How Risky Was Oakland's Two-Point Conversion Attempt?
When NFL teams are down by seven points late in a game and manage to score a touchdown, the default move is to kick the extra point to tie the game and hope for overtime.
From an excitement perspective, the more interesting move would be to attempt a two-point conversion and go for the win.
But most NFL coaches are inherently risk-averse, and with the odds of not converting an extra point much lower than losing the game on a failed two-pointer, the possibility of keeping the offense on the field is rarely entertained.
Enter Jack Del Rio.
During a back-and-forth game with the New Orleans Saints in Week 1, the head coach of the Oakland Raiders decided to go for the win down by a point with 47 seconds left in the game.

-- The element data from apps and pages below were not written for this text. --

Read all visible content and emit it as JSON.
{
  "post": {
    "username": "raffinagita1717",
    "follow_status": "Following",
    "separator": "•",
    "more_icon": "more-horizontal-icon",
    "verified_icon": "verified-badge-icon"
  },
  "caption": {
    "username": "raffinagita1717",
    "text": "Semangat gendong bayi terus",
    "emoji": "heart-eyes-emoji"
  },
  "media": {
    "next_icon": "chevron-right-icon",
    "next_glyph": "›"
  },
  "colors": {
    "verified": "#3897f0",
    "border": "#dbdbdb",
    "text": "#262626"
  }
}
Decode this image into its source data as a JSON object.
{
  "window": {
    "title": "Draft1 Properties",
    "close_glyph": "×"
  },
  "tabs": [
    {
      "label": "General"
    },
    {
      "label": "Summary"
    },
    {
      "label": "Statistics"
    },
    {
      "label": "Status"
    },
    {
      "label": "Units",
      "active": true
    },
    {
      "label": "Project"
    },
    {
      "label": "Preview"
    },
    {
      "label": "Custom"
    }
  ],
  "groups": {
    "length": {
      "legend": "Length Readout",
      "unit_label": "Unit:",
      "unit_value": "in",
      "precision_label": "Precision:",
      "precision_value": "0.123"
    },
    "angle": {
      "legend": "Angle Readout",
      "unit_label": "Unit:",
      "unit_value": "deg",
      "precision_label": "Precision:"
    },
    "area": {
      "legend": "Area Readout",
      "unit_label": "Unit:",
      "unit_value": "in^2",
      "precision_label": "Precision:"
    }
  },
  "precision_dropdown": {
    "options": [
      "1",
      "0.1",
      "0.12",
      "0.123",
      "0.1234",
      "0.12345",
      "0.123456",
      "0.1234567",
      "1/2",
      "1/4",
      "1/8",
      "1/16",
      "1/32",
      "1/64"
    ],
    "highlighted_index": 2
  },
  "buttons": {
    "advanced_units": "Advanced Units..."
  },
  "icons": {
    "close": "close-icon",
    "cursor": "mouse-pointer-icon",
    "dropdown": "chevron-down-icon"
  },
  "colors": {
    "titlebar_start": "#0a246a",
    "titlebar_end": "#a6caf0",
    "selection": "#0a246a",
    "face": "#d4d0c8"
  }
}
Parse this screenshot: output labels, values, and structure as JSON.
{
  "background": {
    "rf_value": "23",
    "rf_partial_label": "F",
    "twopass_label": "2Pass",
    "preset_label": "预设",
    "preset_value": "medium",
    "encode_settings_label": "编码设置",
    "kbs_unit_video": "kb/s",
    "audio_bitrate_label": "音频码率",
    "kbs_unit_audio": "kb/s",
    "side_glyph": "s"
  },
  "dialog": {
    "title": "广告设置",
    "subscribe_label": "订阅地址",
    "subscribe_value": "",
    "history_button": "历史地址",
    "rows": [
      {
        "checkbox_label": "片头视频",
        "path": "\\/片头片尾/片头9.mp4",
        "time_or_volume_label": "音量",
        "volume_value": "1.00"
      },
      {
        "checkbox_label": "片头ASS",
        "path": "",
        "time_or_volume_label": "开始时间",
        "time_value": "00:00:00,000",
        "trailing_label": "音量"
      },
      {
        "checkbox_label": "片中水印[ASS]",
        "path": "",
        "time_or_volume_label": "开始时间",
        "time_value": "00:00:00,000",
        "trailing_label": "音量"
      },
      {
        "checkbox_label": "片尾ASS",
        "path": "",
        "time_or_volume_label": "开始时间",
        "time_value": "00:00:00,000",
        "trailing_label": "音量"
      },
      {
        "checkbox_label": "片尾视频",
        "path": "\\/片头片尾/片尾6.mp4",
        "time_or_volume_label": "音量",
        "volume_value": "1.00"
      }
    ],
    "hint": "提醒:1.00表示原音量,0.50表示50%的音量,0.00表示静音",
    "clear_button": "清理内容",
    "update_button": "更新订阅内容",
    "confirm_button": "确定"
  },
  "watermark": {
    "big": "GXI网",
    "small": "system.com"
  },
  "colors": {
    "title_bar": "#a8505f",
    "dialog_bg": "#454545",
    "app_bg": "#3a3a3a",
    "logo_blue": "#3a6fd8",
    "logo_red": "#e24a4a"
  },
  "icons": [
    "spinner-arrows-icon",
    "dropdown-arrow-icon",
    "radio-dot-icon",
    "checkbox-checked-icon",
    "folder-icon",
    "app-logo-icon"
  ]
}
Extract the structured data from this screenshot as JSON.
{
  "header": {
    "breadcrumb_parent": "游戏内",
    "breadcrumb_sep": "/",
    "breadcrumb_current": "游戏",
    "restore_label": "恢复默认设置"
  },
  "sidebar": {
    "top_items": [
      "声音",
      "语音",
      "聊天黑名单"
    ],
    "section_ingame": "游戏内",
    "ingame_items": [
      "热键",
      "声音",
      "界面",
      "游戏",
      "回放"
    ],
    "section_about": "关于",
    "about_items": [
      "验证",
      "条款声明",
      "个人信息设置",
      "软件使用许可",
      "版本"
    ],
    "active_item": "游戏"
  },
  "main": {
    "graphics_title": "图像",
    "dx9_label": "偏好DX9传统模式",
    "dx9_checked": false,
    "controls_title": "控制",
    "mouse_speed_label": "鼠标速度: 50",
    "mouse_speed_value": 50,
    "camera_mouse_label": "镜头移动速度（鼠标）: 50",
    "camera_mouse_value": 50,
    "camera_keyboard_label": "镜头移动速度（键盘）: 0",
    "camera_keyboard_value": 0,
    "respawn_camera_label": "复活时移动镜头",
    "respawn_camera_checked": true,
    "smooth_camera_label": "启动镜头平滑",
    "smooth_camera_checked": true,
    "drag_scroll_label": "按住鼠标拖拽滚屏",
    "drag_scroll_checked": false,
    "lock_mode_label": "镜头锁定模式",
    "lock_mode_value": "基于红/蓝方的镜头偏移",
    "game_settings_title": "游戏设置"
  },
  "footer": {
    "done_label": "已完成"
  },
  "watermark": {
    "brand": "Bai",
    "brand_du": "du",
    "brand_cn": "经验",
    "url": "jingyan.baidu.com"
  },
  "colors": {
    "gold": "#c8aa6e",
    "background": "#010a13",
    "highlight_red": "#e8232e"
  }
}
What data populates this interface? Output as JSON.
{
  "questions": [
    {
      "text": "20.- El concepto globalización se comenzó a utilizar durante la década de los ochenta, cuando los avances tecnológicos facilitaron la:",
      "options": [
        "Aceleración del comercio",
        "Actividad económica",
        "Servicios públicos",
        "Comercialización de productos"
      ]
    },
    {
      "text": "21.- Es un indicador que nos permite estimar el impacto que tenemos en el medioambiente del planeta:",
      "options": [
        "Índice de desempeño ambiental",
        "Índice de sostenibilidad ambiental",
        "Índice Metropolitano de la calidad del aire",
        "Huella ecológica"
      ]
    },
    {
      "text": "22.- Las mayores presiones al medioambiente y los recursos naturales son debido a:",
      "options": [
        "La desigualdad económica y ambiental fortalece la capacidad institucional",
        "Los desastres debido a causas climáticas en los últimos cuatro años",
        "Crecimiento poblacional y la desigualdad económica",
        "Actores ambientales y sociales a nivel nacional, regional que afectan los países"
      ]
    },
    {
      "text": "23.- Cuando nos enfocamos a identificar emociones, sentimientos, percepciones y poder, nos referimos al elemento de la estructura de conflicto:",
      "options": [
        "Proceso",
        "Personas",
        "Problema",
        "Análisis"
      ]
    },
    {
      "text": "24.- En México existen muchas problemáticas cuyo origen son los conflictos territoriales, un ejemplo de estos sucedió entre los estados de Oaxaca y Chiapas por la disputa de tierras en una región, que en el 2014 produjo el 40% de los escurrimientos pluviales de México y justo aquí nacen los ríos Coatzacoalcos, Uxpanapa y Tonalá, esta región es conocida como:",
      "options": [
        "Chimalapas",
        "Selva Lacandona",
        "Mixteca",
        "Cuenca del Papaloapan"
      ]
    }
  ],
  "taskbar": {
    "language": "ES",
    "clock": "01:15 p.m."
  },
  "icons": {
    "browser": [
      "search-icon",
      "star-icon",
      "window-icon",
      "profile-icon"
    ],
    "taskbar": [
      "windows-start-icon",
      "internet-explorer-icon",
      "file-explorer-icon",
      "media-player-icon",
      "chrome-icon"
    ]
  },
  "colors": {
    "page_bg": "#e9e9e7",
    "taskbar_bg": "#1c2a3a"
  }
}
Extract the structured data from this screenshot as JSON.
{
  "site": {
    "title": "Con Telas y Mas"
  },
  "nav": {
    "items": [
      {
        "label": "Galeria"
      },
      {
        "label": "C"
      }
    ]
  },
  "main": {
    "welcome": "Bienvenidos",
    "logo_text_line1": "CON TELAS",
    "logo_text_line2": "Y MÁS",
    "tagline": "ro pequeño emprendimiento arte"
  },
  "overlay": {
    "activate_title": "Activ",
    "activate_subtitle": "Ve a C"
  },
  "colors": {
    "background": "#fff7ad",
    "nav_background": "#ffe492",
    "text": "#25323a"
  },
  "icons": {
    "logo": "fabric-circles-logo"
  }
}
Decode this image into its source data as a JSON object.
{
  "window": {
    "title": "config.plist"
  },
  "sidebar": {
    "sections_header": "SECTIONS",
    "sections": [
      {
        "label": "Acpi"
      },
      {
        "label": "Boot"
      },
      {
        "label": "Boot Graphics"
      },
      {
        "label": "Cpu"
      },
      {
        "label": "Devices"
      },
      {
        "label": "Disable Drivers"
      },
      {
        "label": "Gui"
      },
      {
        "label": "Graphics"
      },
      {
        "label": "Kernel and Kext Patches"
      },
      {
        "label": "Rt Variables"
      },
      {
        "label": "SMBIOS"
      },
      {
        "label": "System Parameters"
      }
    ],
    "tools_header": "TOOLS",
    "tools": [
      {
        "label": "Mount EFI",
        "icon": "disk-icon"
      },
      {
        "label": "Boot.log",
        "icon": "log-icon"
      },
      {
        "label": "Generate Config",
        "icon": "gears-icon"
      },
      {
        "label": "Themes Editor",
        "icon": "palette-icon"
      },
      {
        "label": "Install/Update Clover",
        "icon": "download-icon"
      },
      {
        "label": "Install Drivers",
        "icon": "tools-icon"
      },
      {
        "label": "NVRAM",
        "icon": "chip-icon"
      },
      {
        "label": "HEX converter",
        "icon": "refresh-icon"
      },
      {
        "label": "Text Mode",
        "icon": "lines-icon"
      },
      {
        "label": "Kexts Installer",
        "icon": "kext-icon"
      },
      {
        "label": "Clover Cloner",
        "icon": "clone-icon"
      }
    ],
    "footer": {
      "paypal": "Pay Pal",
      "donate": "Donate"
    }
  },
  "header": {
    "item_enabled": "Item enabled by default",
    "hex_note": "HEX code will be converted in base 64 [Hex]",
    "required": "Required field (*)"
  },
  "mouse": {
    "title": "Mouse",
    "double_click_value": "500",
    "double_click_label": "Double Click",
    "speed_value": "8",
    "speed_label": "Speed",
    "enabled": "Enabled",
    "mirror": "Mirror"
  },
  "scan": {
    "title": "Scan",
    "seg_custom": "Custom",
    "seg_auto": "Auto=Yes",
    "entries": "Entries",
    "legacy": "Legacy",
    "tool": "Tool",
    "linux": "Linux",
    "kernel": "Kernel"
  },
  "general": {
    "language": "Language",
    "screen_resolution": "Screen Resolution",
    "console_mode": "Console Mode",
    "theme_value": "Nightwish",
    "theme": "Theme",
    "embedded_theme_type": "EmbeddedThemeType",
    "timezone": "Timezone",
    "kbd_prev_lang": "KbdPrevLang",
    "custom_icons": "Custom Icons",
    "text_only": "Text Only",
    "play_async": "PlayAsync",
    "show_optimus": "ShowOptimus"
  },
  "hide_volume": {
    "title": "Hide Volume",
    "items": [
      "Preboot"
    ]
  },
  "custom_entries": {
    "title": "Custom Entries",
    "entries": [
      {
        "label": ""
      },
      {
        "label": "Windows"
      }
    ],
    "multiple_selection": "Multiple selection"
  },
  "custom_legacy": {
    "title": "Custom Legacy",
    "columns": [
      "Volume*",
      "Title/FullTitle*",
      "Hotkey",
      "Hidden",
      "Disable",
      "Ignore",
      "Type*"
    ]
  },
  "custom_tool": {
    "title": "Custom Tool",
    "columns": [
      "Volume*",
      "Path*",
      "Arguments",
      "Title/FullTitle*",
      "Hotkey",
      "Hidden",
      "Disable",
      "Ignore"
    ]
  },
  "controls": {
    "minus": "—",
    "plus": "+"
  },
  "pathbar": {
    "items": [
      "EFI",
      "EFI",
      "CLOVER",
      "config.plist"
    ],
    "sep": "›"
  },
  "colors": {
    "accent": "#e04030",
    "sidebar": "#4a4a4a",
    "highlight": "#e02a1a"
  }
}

The Raiders converted, won the game, and sent the league and observers into a frenzy.
It was a gutsy move that worked, but with either result, the attempt itself would have been the talk of the week because conversions in those situations just aren’t attempted.
According to Pro-Football-Reference, there have been only nine other instances of a team going for two while down by one in the fourth quarter since 1995.
In that same time period, there were 410 occasions when a team kicked the extra point down by one in the fourth.
For six of the nine conversion attempts, the team going for it had little to play for and featured records of 3-10, 3-10, 0-6, and 3-7 heading into the game in question. There was one instance with a playoff-bound Houston Texans attempting to go for two in a Week 17 game against the Tennessee Titans, but this was more about avoiding overtime than trying to win the game as the Texans clinched the AFC South despite not converting.
Along with these situations being rare, they also haven’t worked very often. Of the nine previous attempts, only three were successful, but that is a small sample, and remember, many of the teams attempting these conversions were bad. But maybe it’s not too surprising that teams fail in these instances because the math doesn’t always favor being aggressive at that point in a game.
Take the percentages for the Raiders during Sunday’s game. Per numberFire Live, Oakland had a 46.08 percent chance of winning the game at the time of the touchdown.
Per our chief analyst Keith Goldner, the conversion jumped their odds to 80.46 percent, and tying it up with a field goal actually would have bumped their odds to 41.09 percent.
Failing to convert either and trailing by a point would have left them with a 4.26 percent chance to win, even with two timeouts and an onside kick chance.
In a vacuum and based on historic league averages, a team needs to convert the attempt about 47.5 percent of the time in order to break even with an assumption the extra point is successful 95 percent of the time.
Sunday’s game, though, wasn’t exactly average.
Both offenses were moving the ball at will against the opposing defense. By our Net Expected Points (NEP) metric, Derek Carr had the fourth-best day for a quarterback, while Drew Brees had the second-best. Both of these were factors in determining whether Oakland should go for two, and so was the fact that the Saints ranked 32nd in the NFL in Adjusted Defensive NEP per play last season. The Raiders should have felt their odds of converting against that defense were much better than those of an average team, and they were already 1-for-2 on two-point conversions during the game.
In this particular instance, then, assuming a 94 percent chance with the extra point, the break-even point was roughly 45.4 percent on the conversion, per Goldner.
If there’s a problem with the decision, it might be the play itself. Instead of running something with multiple options, the Raiders ran a fade to Michael Crabtree. Fades, especially in goal line situations, need to die a horrible death, but Crabtree was able to gain the advantage over rookie Ken Crawley.
While the Saints were able to move the ball 34 yards on five plays, which shifted the win probability again, they were stuck trying a 61-yard field goal that was unsuccessful. But even with New Orleans able to drive the ball down the field to set up an attempt, it helps show even a few more seconds or one timeout remaining for New Orleans would have been even riskier for Oakland, but those factors played into the Raiders' favor on Sunday.
Oakland became the first team to be successful in this situation since the Denver Broncos in 2008, which is also the last late-game attempt that had any type of meaning. In a Week 2 game against the San Diego Chargers, a Jay Cutler-led offense scored a touchdown on a pass to Eddie Royal with 24 seconds remaining in the game. Head coach Mike Shanahan called for a two-point try, which was the same play and same result -- a conversion to Royal. Both of those teams would finish the season 8-8, but it was the Chargers who made it to the playoffs as the AFC West winner.
The Raiders followed in the footsteps of those Broncos on Sunday, but they’ll hope the end result of the season is more in their favor. Thanks to the successful conversion, Oakland is one win closer to the goal.